Noemi Noto, 95, fell to the ground and injured her head after an altercation with an unnamed 84-year-old resident of the Carmel Richmond Healthcare and Rehabilitation Center in Staten Island, New York, six months ago, according to the New York Post.

Noto was rushed to a nearby hospital on April 9 and died as a result of her injuries days later, according to the Post.

The Medical Examiner’s Office recently determined the death was a homicide, according to WABC.

The Staten Island District Attorney’s Office is now “reviewing the case for possible charges,” according to The Post. No arrests have been made.

A representative for the District Attorney’s Office did not immediately respond to a request for comment from McClatchy News. An employee at the Carmel Richmond Healthcare and Rehabilitation Center declined to comment.

Following an investigation, which included multiple interviews and a review of records, the New York State Department of Health found the Staten Island nursing home had no violations, according to the Staten Island Advance.

“It’s crucial to emphasize that the State Department of Health, the regulator, lacks the authority to look into whether an incident qualifies as a criminal matter,” the health department added in a statement, according to the outlet.

“She was a great lady, loved by all,” the woman’s daughter told the New York Daily News. “She had a good life.
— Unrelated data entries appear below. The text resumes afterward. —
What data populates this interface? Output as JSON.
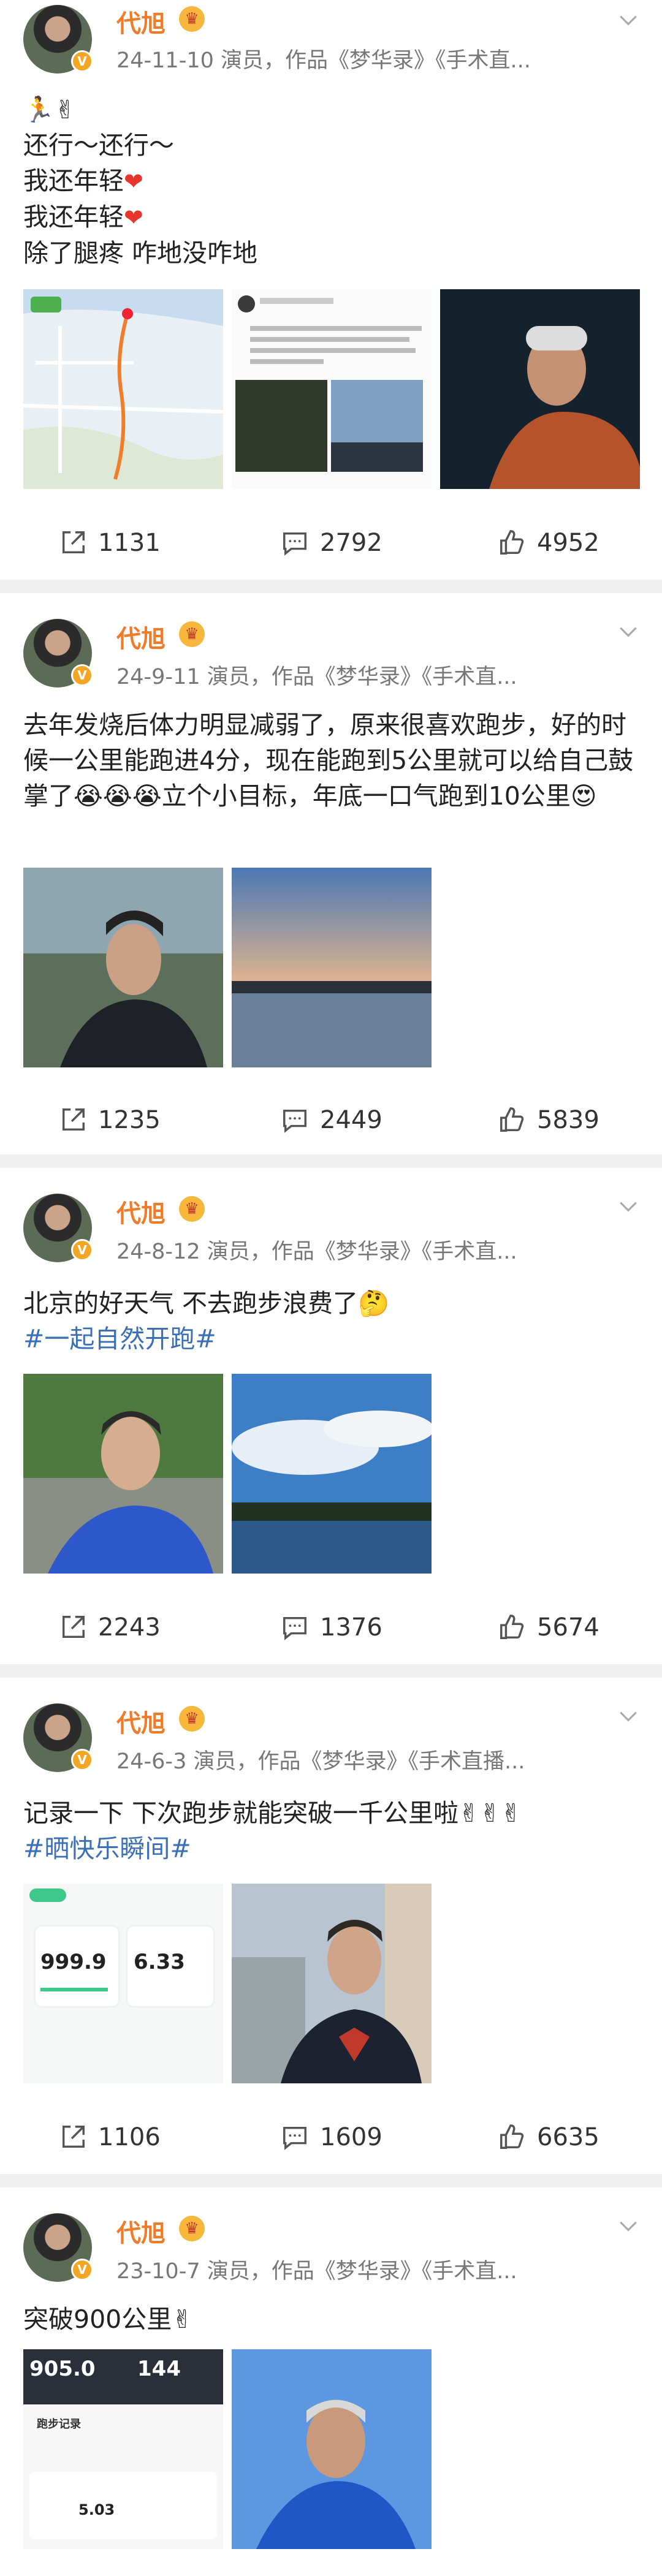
{
  "posts": [
    {
      "name": "代旭",
      "meta": "24-11-10  演员，作品《梦华录》《手术直...",
      "lines": [
        "🏃✌",
        "还行～还行～",
        "我还年轻",
        "我还年轻",
        "除了腿疼 咋地没咋地"
      ],
      "tag": "",
      "stats": {
        "share": "1131",
        "comment": "2792",
        "like": "4952"
      }
    },
    {
      "name": "代旭",
      "meta": "24-9-11  演员，作品《梦华录》《手术直...",
      "lines": [
        "去年发烧后体力明显减弱了，原来很喜欢跑步，好的时候一公里能跑进4分，现在能跑到5公里就可以给自己鼓掌了😭😭😭立个小目标，年底一口气跑到10公里😍"
      ],
      "tag": "",
      "stats": {
        "share": "1235",
        "comment": "2449",
        "like": "5839"
      }
    },
    {
      "name": "代旭",
      "meta": "24-8-12  演员，作品《梦华录》《手术直...",
      "lines": [
        "北京的好天气 不去跑步浪费了🤔"
      ],
      "tag": "#一起自然开跑#",
      "stats": {
        "share": "2243",
        "comment": "1376",
        "like": "5674"
      }
    },
    {
      "name": "代旭",
      "meta": "24-6-3  演员，作品《梦华录》《手术直播...",
      "lines": [
        "记录一下 下次跑步就能突破一千公里啦✌✌✌"
      ],
      "tag": "#晒快乐瞬间#",
      "stats": {
        "share": "1106",
        "comment": "1609",
        "like": "6635"
      }
    },
    {
      "name": "代旭",
      "meta": "23-10-7  演员，作品《梦华录》《手术直...",
      "lines": [
        "突破900公里✌"
      ],
      "tag": "",
      "stats": {}
    }
  ],
  "images": {
    "p4_stat1": "999.9",
    "p4_stat2": "6.33",
    "p5_stat1": "905.0",
    "p5_stat2": "144",
    "p5_title": "跑步记录",
    "p5_stat3": "5.03"
  },
  "colors": {
    "name": "#f07c2a",
    "tag": "#3b6fb6",
    "badge": "#f3a623"
  }
}
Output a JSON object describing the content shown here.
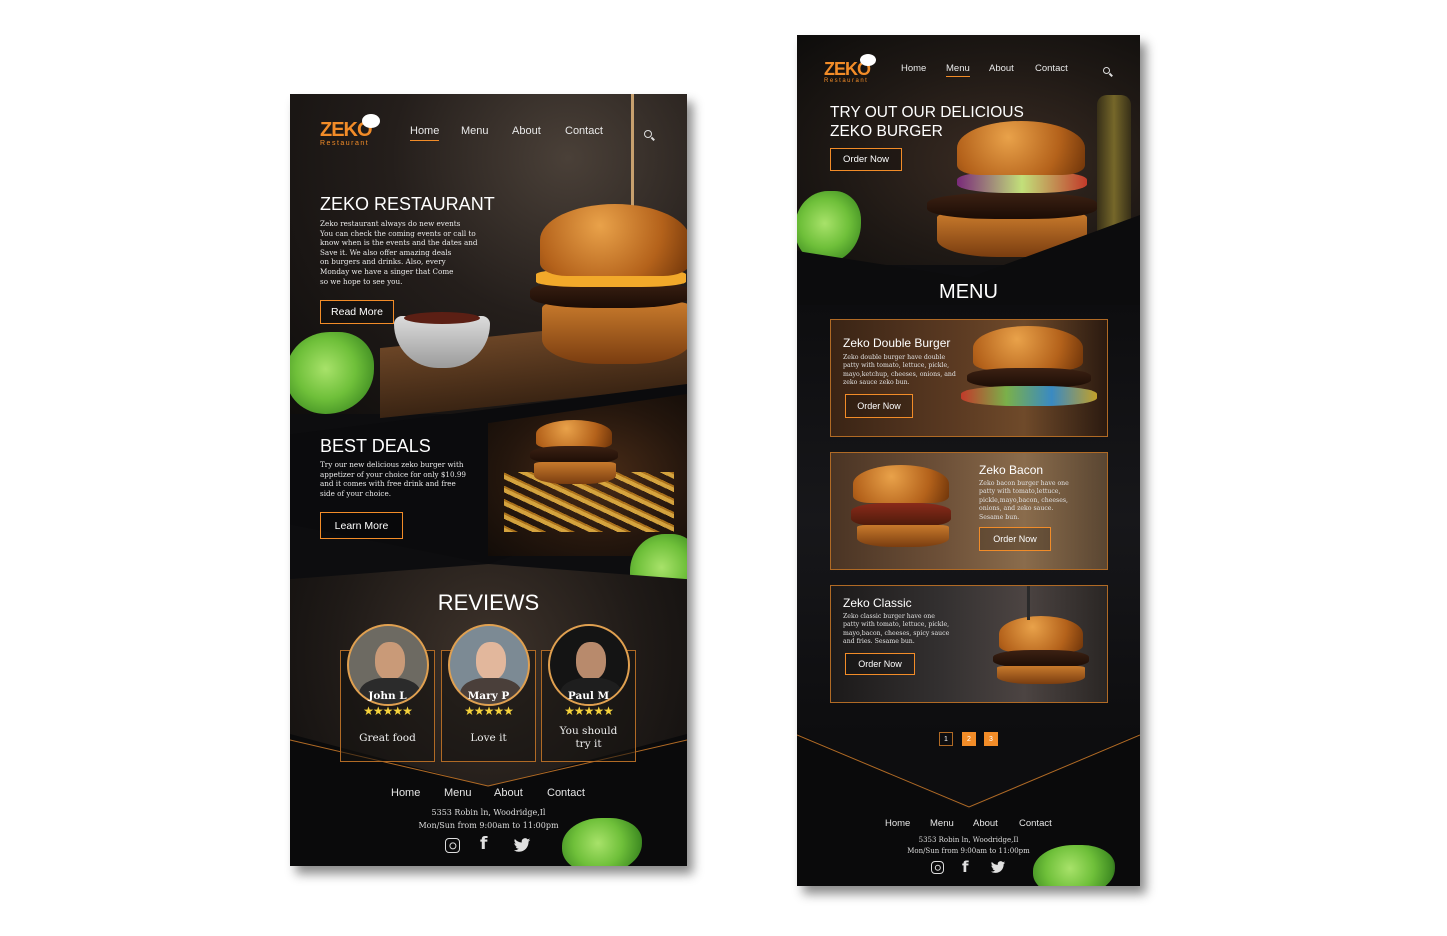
{
  "brand": {
    "name": "ZEKO",
    "sub": "Restaurant"
  },
  "nav": [
    "Home",
    "Menu",
    "About",
    "Contact"
  ],
  "screen1": {
    "hero": {
      "title": "ZEKO RESTAURANT",
      "lines": [
        "Zeko restaurant always do new events",
        "You can check the coming events or call to",
        "know when is the events and the dates and",
        "Save it. We also offer amazing deals",
        "on burgers and drinks. Also, every",
        "Monday we have a singer that Come",
        "so we hope to see you."
      ],
      "button": "Read More"
    },
    "deals": {
      "title": "BEST DEALS",
      "lines": [
        "Try our new delicious zeko burger with",
        "appetizer of your choice for only $10.99",
        "and it comes with free drink and free",
        "side of your choice."
      ],
      "button": "Learn More"
    },
    "reviews": {
      "title": "REVIEWS",
      "items": [
        {
          "name": "John L",
          "stars": "★★★★★",
          "text_lines": [
            "Great food"
          ]
        },
        {
          "name": "Mary P",
          "stars": "★★★★★",
          "text_lines": [
            "Love it"
          ]
        },
        {
          "name": "Paul M",
          "stars": "★★★★★",
          "text_lines": [
            "You should",
            "try it"
          ]
        }
      ]
    }
  },
  "screen2": {
    "hero": {
      "title_lines": [
        "TRY OUT OUR DELICIOUS",
        "ZEKO BURGER"
      ],
      "button": "Order Now"
    },
    "menu_title": "MENU",
    "items": [
      {
        "title": "Zeko Double Burger",
        "lines": [
          "Zeko double burger have double",
          "patty with tomato, lettuce, pickle,",
          "mayo,ketchup, cheeses, onions, and",
          "zeko sauce zeko bun."
        ],
        "button": "Order Now"
      },
      {
        "title": "Zeko Bacon",
        "lines": [
          "Zeko bacon burger have one",
          "patty with tomato,lettuce,",
          "pickle,mayo,bacon, cheeses,",
          "onions, and zeko sauce.",
          "Sesame bun."
        ],
        "button": "Order Now"
      },
      {
        "title": "Zeko Classic",
        "lines": [
          "Zeko classic burger have one",
          "patty with tomato, lettuce, pickle,",
          "mayo,bacon, cheeses, spicy sauce",
          "and fries. Sesame bun."
        ],
        "button": "Order Now"
      }
    ],
    "pages": [
      "1",
      "2",
      "3"
    ]
  },
  "footer": {
    "links": [
      "Home",
      "Menu",
      "About",
      "Contact"
    ],
    "address": "5353 Robin ln, Woodridge,Il",
    "hours": "Mon/Sun from 9:00am to 11:00pm"
  },
  "icons": [
    "search-icon",
    "instagram-icon",
    "facebook-icon",
    "twitter-icon",
    "chef-hat-icon"
  ],
  "colors": {
    "accent": "#f28c28",
    "background": "#0d0d0f",
    "card_border": "#b06a25",
    "stars": "#f5d23c"
  }
}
It’s just sad how it ended.”

Noto, who was born in Rome and married an American soldier stationed there, had a “rich life that was filled with love and adventure,” the outlet reported.